This post originally appeared on Orphan Road.
The P-I gives us the rundown on the looming construction mess:
The state wants the job done quickly so I-5 is usable when initial work begins next year to replace the Alaskan Way Viaduct. There was no way to keep more lanes open and allow crews to work safely, state officials said, or to spread it over nights and weekends and get the work done before fall rains begin.
Initially, up to two lanes at a time between Spokane Street and I-90 will be closed, then three lanes toward the end of the job during the work — 24 hours a day, seven days a week.
“In terms of the impact to traffic, this is going to be the biggest,” said state transportation spokeswoman Jamie Holter of the $15.5 million project. “There isn’t a place in the state where you have that many vehicles on the road.”

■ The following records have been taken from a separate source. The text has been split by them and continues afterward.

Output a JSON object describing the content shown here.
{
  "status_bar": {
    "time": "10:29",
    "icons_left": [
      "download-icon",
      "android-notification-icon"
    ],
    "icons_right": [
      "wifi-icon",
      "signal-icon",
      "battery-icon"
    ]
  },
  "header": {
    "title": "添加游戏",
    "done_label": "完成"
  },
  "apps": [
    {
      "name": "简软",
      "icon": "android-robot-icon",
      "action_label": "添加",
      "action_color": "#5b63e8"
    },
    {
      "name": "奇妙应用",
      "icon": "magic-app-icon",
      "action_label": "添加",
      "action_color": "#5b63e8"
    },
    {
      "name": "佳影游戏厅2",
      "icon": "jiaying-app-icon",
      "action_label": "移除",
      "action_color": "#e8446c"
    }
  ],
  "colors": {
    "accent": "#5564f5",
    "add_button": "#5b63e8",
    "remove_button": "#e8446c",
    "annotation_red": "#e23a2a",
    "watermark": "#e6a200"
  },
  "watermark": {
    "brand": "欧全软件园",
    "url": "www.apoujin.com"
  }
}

WSDOT is doing everything it can to get the word out, Metro is pitching in with increased bus service. One logical piece would be to reroute through-traffic to I-405. In fact, as I’ve argued before, when they finally widen 405 in 10 or 20 years, they ought to re-name it I-5 and make the route through Seattle — the one that goes down to one northbound lane at Seneca Street — I-405 or I-205, like in Portland.

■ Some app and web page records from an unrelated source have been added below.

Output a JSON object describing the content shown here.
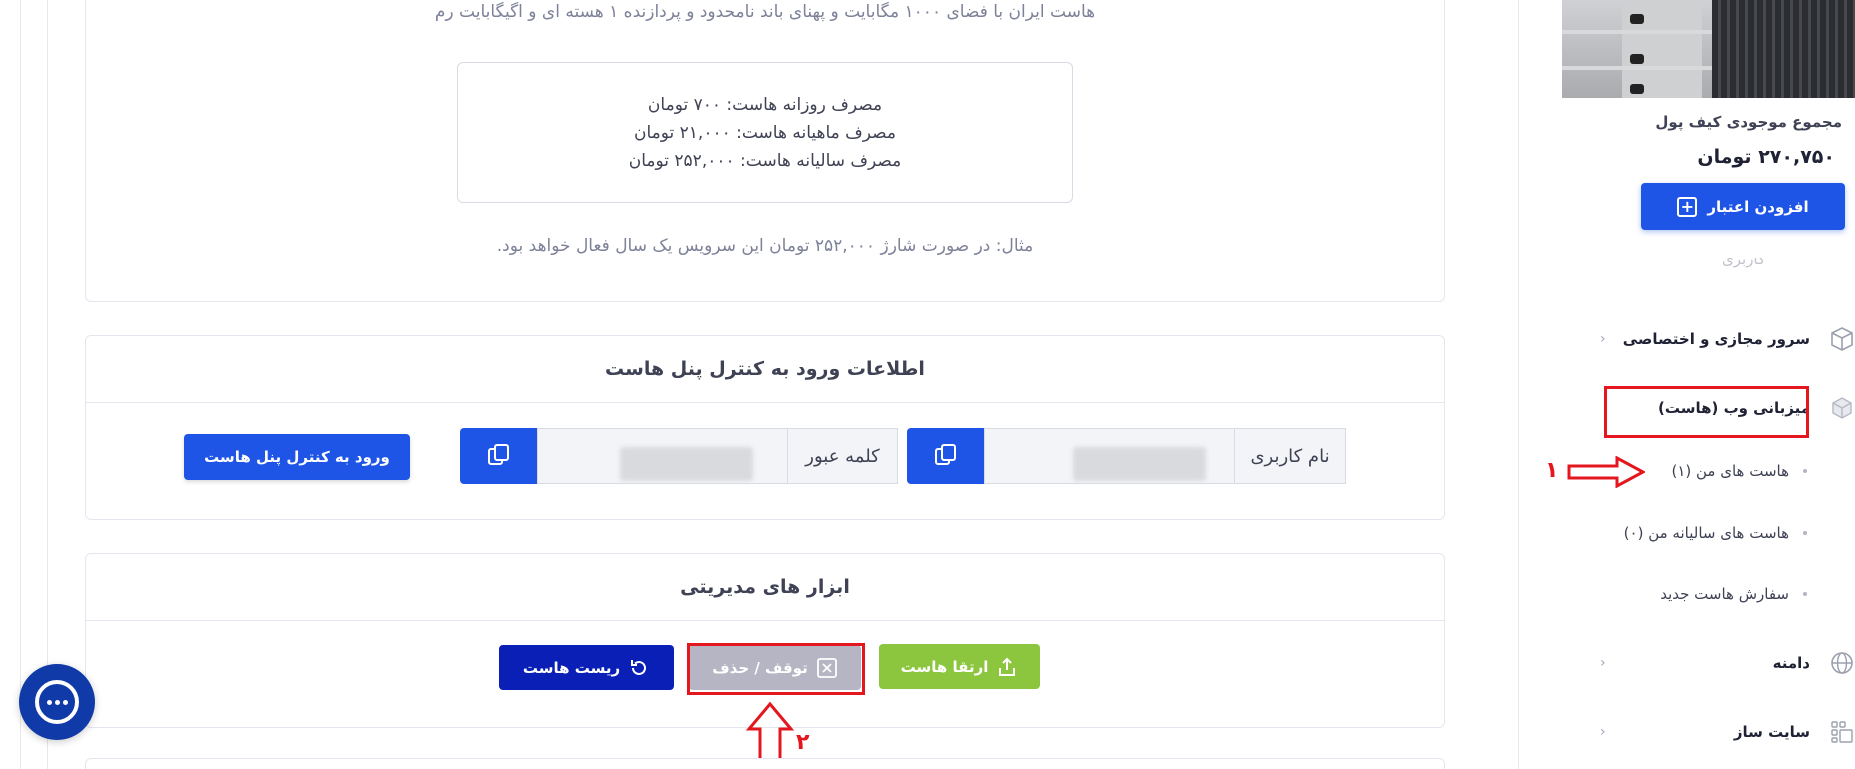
{
  "host_info": {
    "description": "هاست ایران با فضای ۱۰۰۰ مگابایت و پهنای باند نامحدود و پردازنده ۱ هسته ای و اگیگابایت رم",
    "usage_lines": [
      "مصرف روزانه هاست: ۷۰۰ تومان",
      "مصرف ماهیانه هاست: ۲۱,۰۰۰ تومان",
      "مصرف سالیانه هاست: ۲۵۲,۰۰۰ تومان"
    ],
    "example": "مثال: در صورت شارژ ۲۵۲,۰۰۰ تومان این سرویس یک سال فعال خواهد بود."
  },
  "login_card": {
    "title": "اطلاعات ورود به کنترل پنل هاست",
    "username_label": "نام کاربری",
    "password_label": "کلمه عبور",
    "login_button": "ورود به کنترل پنل هاست"
  },
  "tools_card": {
    "title": "ابزار های مدیریتی",
    "upgrade_button": "ارتقا هاست",
    "stop_button": "توقف / حذف",
    "reset_button": "ریست هاست"
  },
  "sidebar": {
    "wallet_title": "مجموع موجودی کیف پول",
    "wallet_amount": "۲۷۰,۷۵۰ تومان",
    "add_credit_button": "افزودن اعتبار",
    "faded_item": "کاربری",
    "nav": [
      {
        "label": "سرور مجازی و اختصاصی",
        "icon": "cube-icon"
      },
      {
        "label": "میزبانی وب (هاست)",
        "icon": "box-icon"
      },
      {
        "label": "دامنه",
        "icon": "globe-icon"
      },
      {
        "label": "سایت ساز",
        "icon": "grid-icon"
      }
    ],
    "sub_items": [
      {
        "label": "هاست های من (۱)"
      },
      {
        "label": "هاست های سالیانه من (۰)"
      },
      {
        "label": "سفارش هاست جدید"
      }
    ]
  },
  "annotations": {
    "marker_1": "۱",
    "marker_2": "۲"
  },
  "colors": {
    "primary": "#1e55e6",
    "upgrade": "#8cc63f",
    "stop": "#b5b5c3",
    "reset": "#0a1fb5",
    "annotation": "#e4171f"
  }
}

Who knows, maybe through-traffic isn’t significant enough to make a tangible difference, or maybe even the wider I-405 can’t handle the increased traffic.